• **What the task asks**:
Search the records for lines with the word "title" and copy each match.

• **Records to process**:

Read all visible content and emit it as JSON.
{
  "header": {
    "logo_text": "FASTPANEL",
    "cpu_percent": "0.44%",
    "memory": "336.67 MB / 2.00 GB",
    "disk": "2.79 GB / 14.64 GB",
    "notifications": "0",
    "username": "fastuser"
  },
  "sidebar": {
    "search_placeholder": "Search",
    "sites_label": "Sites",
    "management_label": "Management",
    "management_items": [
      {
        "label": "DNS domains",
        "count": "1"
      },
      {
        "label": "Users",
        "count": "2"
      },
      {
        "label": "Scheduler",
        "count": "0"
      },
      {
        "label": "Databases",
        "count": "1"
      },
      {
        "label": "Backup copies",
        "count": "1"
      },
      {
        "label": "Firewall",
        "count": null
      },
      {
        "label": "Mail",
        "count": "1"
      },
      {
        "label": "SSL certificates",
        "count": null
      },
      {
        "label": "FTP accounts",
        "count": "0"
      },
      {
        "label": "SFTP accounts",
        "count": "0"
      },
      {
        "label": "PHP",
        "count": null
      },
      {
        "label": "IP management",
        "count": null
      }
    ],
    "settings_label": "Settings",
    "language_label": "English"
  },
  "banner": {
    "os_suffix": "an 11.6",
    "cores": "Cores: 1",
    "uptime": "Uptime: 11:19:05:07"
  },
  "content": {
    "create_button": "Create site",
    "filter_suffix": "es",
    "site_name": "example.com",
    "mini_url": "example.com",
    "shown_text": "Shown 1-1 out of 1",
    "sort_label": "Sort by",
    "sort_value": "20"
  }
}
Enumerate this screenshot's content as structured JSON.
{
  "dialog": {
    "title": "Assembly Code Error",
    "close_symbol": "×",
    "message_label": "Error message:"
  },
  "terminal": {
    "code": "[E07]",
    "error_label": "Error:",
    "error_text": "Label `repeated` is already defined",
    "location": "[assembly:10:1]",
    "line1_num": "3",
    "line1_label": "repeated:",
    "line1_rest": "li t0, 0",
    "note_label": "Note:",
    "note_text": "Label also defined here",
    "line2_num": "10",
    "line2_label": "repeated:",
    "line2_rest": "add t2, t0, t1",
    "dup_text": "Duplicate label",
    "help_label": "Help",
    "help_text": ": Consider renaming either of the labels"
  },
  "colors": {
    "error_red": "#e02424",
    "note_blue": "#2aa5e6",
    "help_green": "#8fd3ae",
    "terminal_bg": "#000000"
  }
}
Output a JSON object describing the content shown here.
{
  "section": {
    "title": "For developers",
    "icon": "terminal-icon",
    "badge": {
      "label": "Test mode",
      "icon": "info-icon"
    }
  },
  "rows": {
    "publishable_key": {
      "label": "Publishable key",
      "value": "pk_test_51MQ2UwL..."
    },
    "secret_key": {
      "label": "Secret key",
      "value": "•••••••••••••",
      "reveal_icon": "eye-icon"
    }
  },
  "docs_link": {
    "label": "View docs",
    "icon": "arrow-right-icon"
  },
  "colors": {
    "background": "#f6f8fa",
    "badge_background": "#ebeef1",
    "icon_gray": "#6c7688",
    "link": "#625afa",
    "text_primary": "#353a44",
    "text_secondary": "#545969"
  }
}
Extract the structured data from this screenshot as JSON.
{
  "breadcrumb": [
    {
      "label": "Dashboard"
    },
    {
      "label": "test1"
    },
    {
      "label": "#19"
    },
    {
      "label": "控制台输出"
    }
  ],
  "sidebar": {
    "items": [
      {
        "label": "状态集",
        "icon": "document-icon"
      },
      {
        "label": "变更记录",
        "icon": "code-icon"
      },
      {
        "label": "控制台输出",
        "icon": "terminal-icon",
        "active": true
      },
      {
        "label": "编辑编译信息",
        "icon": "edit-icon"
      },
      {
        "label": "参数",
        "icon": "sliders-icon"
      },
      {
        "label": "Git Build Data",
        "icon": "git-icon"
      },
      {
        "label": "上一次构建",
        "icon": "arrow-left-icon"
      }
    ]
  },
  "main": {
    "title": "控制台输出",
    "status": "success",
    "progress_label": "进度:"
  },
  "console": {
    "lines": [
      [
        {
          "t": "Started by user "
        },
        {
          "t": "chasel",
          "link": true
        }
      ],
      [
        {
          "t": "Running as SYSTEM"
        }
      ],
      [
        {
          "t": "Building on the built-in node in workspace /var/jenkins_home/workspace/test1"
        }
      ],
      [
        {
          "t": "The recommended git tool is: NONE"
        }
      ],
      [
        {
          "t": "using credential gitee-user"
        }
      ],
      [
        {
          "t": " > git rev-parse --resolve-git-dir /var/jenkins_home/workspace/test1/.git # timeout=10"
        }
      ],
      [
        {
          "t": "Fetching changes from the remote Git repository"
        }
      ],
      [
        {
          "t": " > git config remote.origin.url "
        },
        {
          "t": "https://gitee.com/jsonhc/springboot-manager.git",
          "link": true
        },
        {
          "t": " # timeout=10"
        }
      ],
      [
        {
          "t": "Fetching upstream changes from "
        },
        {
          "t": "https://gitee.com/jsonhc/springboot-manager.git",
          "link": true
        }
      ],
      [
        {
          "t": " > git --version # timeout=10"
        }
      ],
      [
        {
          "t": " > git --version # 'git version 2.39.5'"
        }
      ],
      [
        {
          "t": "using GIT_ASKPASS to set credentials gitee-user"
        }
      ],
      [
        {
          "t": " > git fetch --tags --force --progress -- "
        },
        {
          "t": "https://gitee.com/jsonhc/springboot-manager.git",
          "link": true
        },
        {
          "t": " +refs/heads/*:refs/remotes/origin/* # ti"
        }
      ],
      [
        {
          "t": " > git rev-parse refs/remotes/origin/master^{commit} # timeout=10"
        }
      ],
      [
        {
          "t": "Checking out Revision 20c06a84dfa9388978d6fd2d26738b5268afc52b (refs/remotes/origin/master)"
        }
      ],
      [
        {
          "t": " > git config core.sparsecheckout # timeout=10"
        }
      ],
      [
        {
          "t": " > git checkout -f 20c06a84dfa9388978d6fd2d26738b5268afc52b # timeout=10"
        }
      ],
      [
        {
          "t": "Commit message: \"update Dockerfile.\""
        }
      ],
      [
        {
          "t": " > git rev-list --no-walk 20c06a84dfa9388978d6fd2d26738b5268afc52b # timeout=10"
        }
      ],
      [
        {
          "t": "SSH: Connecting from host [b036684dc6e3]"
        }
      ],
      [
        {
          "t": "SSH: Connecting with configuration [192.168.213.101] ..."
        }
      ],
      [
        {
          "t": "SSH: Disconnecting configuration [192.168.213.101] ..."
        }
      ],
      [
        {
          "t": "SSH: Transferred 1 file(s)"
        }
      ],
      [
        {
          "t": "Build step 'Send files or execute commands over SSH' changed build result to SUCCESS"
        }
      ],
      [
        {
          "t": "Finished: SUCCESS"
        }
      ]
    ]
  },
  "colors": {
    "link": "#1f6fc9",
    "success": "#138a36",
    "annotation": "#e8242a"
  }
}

• **Your solution**:
    "title": "Assembly Code Error",
    "title": "For developers",
    "title": "控制台输出",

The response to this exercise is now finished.